Part 1: Understanding Your Body

As of 2005 the CDC estimates that 20.8 million Americans suffer from Diabetes. Type 2 diabetes which accounts for 90-95% of all diagnosed cases, is associated with excessive body fat and obesity. Genetics also play an important role in the development of type 2 diabetes, but the most influential and powerful factor is lifestyle.

Regular exercise and a proper diet can dramatically alter the course of type 2 diabetes by changing how the body relates to blood sugar and insulin. As a person gains more weight, particularly around the abdomen, fat tissue begins to infiltrate the vital organs such as the liver and the pancreas. As this process progresses, chemical signals are produced that prevent our cells from responding to an important hormone called insulin. Insulin is what is responsible for helping to transfer the sugar in our blood (derived from the food we eat and our body’s own sugar manufacturing system) into our cells where it can be used to make and store energy. The end result is a state referred to as insulin resistance; this is when the cells no longer respond to insulin so the sugar is stuck in the blood.
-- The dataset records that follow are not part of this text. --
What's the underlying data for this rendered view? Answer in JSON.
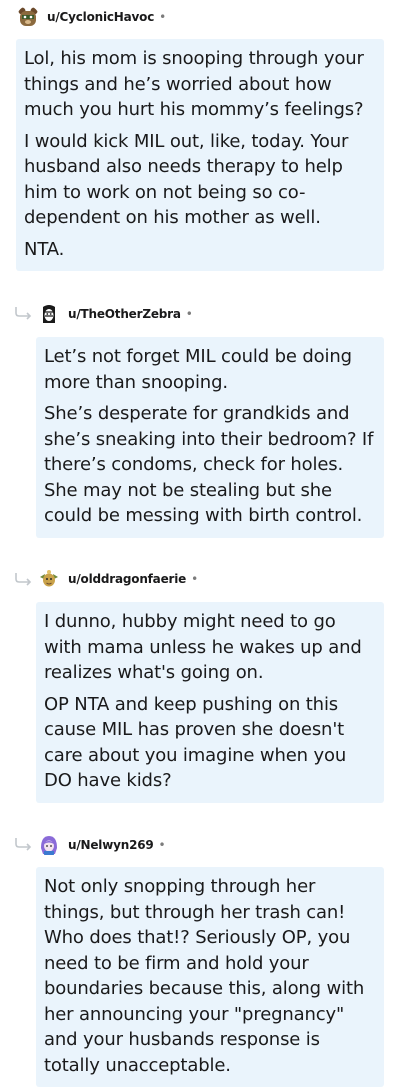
{
  "comments": [
    {
      "username": "u/CyclonicHavoc",
      "separator": "•",
      "avatar_icon": "bear-avatar-icon",
      "paragraphs": [
        "Lol, his mom is snooping through your things and he’s worried about how much you hurt his mommy’s feelings?",
        "I would kick MIL out, like, today. Your husband also needs therapy to help him to work on not being so co-dependent on his mother as well.",
        "NTA."
      ]
    },
    {
      "username": "u/TheOtherZebra",
      "separator": "•",
      "avatar_icon": "zebra-avatar-icon",
      "reply_icon": "reply-arrow-icon",
      "paragraphs": [
        "Let’s not forget MIL could be doing more than snooping.",
        "She’s desperate for grandkids and she’s sneaking into their bedroom? If there’s condoms, check for holes. She may not be stealing but she could be messing with birth control."
      ]
    },
    {
      "username": "u/olddragonfaerie",
      "separator": "•",
      "avatar_icon": "dragon-avatar-icon",
      "reply_icon": "reply-arrow-icon",
      "paragraphs": [
        "I dunno, hubby might need to go with mama unless he wakes up and realizes what's going on.",
        "OP NTA and keep pushing on this cause MIL has proven she doesn't care about you imagine when you DO have kids?"
      ]
    },
    {
      "username": "u/Nelwyn269",
      "separator": "•",
      "avatar_icon": "purple-hair-avatar-icon",
      "reply_icon": "reply-arrow-icon",
      "paragraphs": [
        "Not only snopping through her things, but through her trash can! Who does that!? Seriously OP, you need to be firm and hold your boundaries because this, along with her announcing your \"pregnancy\" and your husbands response is totally unacceptable."
      ]
    }
  ],
  "colors": {
    "bubble_bg": "#eaf4fc",
    "text": "#1a1a1b",
    "muted": "#7c7c7c"
  }
}
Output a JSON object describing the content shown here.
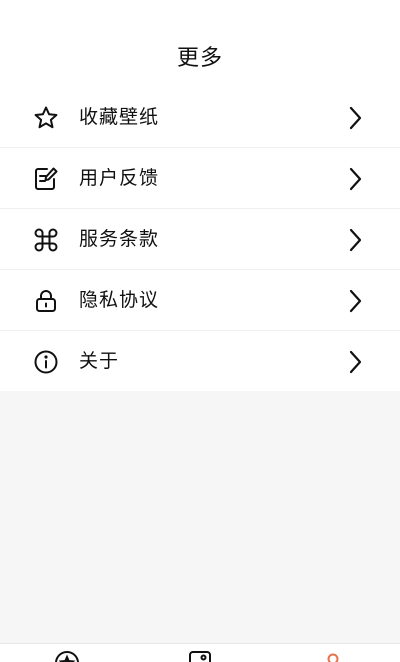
{
  "header": {
    "title": "更多"
  },
  "menu": {
    "items": [
      {
        "label": "收藏壁纸",
        "icon": "star-icon"
      },
      {
        "label": "用户反馈",
        "icon": "feedback-edit-icon"
      },
      {
        "label": "服务条款",
        "icon": "command-icon"
      },
      {
        "label": "隐私协议",
        "icon": "lock-icon"
      },
      {
        "label": "关于",
        "icon": "info-icon"
      }
    ]
  },
  "tabbar": {
    "tabs": [
      {
        "icon": "home-star-icon",
        "active": false
      },
      {
        "icon": "wallpaper-icon",
        "active": false
      },
      {
        "icon": "user-icon",
        "active": true
      }
    ]
  },
  "colors": {
    "accent": "#e8734a",
    "text": "#111111",
    "background": "#f6f6f6"
  }
}
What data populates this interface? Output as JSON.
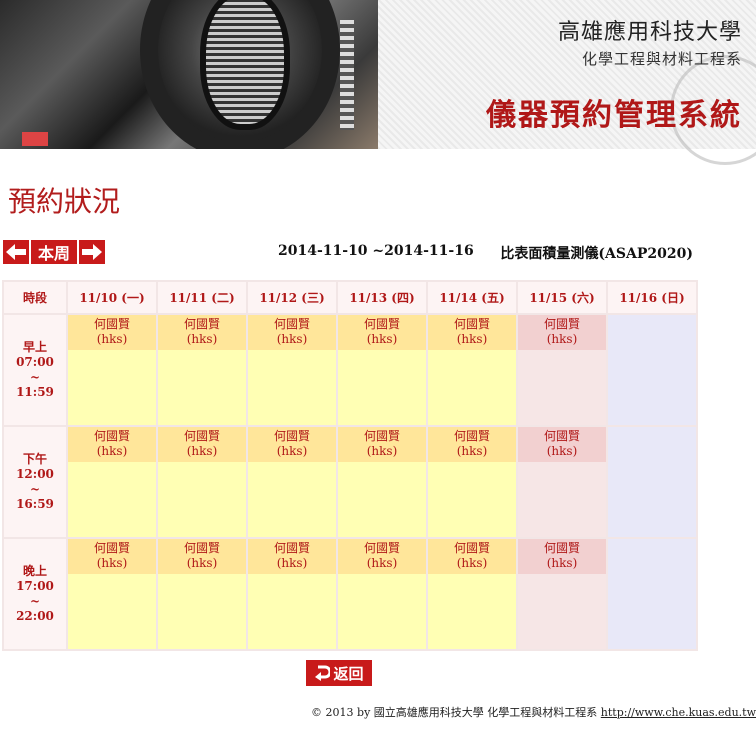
{
  "header": {
    "university": "高雄應用科技大學",
    "department": "化學工程與材料工程系",
    "system_title": "儀器預約管理系統"
  },
  "page_title": "預約狀況",
  "toolbar": {
    "prev_icon": "arrow-left-icon",
    "week_label": "本周",
    "next_icon": "arrow-right-icon",
    "date_range": "2014-11-10 ~2014-11-16",
    "instrument": "比表面積量測儀(ASAP2020)"
  },
  "table": {
    "corner": "時段",
    "days": [
      "11/10 (一)",
      "11/11 (二)",
      "11/12 (三)",
      "11/13 (四)",
      "11/14 (五)",
      "11/15 (六)",
      "11/16 (日)"
    ],
    "periods": [
      {
        "name": "早上",
        "start": "07:00",
        "sep": "~",
        "end": "11:59"
      },
      {
        "name": "下午",
        "start": "12:00",
        "sep": "~",
        "end": "16:59"
      },
      {
        "name": "晚上",
        "start": "17:00",
        "sep": "~",
        "end": "22:00"
      }
    ],
    "booking": {
      "user": "何國賢",
      "id": "(hks)"
    }
  },
  "back_label": "返回",
  "footer": {
    "text": "© 2013 by 國立高雄應用科技大學 化學工程與材料工程系",
    "url": "http://www.che.kuas.edu.tw"
  },
  "colors": {
    "accent": "#c81a1a",
    "weekday_slot": "#ffffb4",
    "booking_bg": "#ffe69a",
    "saturday_slot": "#f6e6e6",
    "sunday_slot": "#e8e8f8"
  }
}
Continuously elevated blood sugar levels will eventually cause severe damage to the blood vessels, kidneys and eyes, ultimately leading to heart disease, blindness, kidney failure and poor circulation to the hands and feet.

To understand this process further we need a deeper understanding of how insulin works and why our bodies become resistant to it in the first place.

Insulin was designed to help our bodies store energy, mainly as fat. The release of insulin is primarily triggered by the ingestion of foods that have a high glycemic index. This means that these foods are broken down into glucose at very fast rates. Some examples are white bread, pasta, candy, soft drinks and pastries. Eating diets high in simple carbohydrates (high glycemic foods) will signal the release of high amounts of insulin which will in turn trigger the storage of all that glucose as fat. This is why low carbohydrate diets help us loose weight. When we eliminate the high glycemic foods we limit the amount of insulin produced and our body limits the fat storage process.

This system was first designed to help humans withstand times of famine. When food was plenty, or when we ingested something with a lot of sugar like honey, our bodies knew we could not burn all that energy at once. So it developed a mechanism to store that energy for a later time, as fat. Well now we live in a society of abundance and luckily most of us are not faced with the challenges of famine anymore. We consume so many excess calories in the form of high glycemic foods that our body needs to keep packing on the pounds of fat to store it all somewhere because it still thinks there may be a famine. As we gain more weight, particularly in the abdomen the fat actually starts to infiltrate the organs. This serves as a powerful signal to the body that it certainly does not need to store anymore energy. But instead of decreasing the insulin response as a way of dealing with this, the body signals the cells to become resistant to the effects of insulin. The more resistant the cells become the more insulin that will be produced and a vicious cycle begins.

Have you ever heard that Native Americans are at a much higher risk of developing Type 2 Diabetes? It is true, and the reason is because their heritage is one characterized by extreme times of abundance and then famine. Due to this, their bodies became extremely sensitive to high glycemic foods and are very efficient at storing energy using insulin. When they eat a diet so rich in calories and abundant in sugar (like that of the standard American Diet) their highly sensitive systems go into storage overdrive and they ultimately end up in insulin resistance much quicker than people with other heritages not characterized by feast or famine.